### What you need to do:
Find every line in the data that contains the word "Management". Return each of those lines.

### Records for the exercise:
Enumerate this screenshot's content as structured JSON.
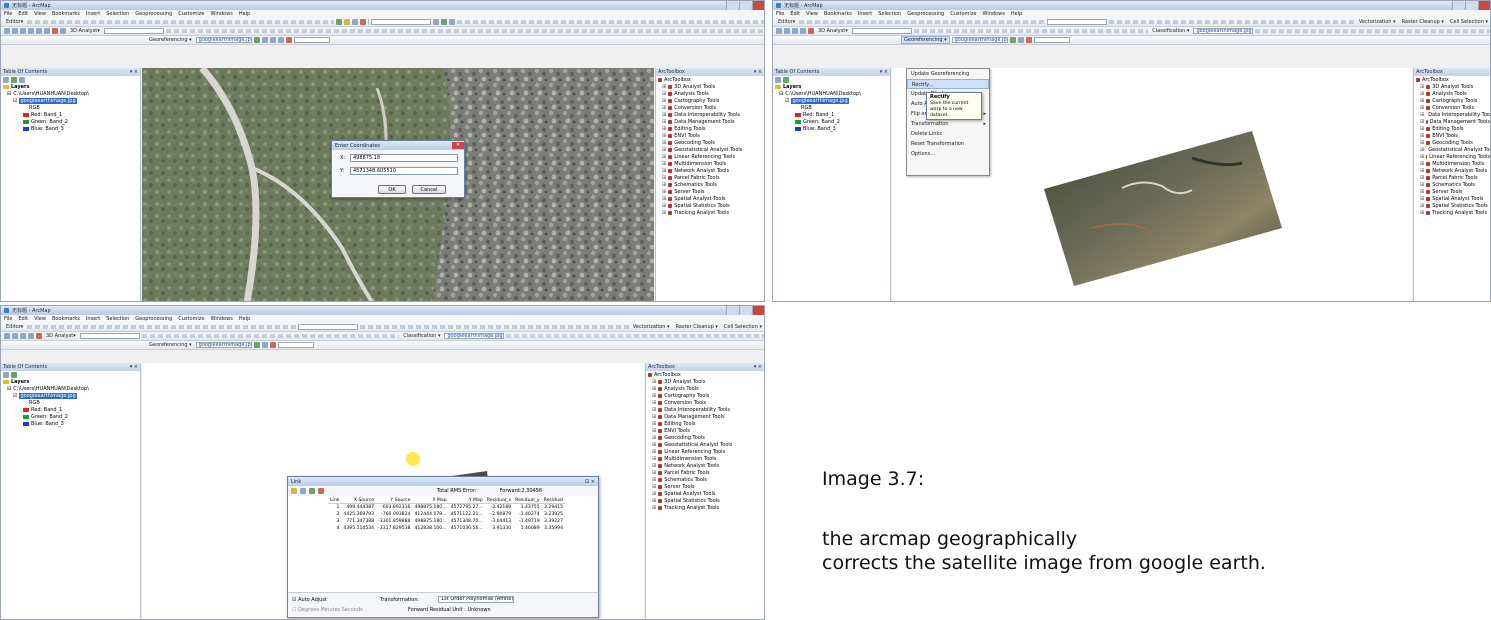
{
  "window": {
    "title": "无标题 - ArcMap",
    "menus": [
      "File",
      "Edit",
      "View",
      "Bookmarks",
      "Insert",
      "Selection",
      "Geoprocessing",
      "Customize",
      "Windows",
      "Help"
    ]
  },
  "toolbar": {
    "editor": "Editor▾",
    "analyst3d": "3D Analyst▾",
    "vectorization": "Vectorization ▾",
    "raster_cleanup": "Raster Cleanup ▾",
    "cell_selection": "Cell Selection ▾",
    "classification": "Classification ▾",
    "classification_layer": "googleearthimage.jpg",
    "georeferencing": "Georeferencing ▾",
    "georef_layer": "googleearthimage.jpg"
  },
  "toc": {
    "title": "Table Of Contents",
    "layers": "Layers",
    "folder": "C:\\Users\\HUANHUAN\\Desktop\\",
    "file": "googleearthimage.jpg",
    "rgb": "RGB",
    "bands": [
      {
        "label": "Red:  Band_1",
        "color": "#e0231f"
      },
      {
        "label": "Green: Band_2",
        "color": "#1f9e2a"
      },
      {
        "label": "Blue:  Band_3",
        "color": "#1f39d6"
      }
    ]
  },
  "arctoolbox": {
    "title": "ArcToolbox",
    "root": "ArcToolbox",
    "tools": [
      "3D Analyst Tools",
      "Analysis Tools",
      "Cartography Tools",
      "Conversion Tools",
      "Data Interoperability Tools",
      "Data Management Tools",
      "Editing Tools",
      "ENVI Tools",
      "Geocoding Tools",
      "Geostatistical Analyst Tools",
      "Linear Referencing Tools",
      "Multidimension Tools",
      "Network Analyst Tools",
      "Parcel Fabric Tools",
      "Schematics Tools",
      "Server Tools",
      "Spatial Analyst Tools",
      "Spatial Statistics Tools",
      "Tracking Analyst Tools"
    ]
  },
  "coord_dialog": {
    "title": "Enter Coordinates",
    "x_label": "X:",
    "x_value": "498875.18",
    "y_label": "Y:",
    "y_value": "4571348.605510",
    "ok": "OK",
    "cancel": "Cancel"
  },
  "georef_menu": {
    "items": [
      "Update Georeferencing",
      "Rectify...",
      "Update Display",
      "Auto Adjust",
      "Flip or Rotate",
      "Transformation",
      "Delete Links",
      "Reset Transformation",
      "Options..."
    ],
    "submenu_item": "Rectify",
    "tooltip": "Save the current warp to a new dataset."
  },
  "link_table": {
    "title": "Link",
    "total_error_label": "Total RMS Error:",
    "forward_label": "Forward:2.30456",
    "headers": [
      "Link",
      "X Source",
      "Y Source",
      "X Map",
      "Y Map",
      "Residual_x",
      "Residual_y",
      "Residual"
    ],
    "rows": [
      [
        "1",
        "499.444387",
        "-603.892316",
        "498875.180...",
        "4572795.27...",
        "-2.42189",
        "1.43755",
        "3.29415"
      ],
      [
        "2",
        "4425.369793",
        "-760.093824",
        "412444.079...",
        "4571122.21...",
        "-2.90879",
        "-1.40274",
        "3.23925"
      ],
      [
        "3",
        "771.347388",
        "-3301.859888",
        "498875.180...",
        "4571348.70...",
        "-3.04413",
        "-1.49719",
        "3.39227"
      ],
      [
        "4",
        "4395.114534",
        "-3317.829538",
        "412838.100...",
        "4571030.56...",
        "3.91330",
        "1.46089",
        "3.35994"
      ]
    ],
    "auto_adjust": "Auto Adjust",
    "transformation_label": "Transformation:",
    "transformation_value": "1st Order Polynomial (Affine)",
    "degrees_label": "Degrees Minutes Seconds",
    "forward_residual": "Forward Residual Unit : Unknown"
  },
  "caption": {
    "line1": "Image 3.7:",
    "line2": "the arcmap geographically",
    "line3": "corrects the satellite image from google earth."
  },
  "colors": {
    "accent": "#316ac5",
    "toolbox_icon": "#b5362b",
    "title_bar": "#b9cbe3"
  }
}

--

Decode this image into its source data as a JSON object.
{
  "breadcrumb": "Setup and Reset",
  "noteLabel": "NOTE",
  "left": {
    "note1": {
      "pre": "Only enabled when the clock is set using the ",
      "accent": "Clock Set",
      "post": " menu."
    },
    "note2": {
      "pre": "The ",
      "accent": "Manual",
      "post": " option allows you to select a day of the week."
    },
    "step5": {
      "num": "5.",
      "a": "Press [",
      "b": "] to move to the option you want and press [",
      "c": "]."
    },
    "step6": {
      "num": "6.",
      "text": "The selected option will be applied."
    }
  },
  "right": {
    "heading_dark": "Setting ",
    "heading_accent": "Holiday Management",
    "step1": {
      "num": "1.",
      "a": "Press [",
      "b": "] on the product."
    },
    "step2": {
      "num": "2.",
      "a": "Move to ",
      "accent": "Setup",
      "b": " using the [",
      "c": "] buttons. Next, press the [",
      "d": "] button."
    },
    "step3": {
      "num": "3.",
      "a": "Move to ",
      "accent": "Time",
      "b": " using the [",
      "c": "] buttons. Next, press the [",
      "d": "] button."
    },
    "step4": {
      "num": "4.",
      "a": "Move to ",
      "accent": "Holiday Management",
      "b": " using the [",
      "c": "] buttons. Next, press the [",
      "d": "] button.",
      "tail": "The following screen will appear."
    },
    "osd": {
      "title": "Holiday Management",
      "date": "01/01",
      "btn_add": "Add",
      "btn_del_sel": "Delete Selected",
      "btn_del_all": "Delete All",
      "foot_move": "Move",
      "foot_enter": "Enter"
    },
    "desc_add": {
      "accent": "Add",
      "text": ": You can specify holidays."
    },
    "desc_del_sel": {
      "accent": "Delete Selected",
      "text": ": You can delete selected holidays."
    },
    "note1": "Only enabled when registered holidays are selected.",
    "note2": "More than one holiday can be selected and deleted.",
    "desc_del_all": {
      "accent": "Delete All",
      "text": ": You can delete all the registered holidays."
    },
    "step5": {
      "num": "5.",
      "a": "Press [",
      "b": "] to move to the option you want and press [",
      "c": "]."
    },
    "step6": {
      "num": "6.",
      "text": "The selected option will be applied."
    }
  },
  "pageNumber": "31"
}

### Exercise output:
      "Data Management Tools",
    "heading_accent": "Holiday Management",
      "accent": "Holiday Management",
      "title": "Holiday Management",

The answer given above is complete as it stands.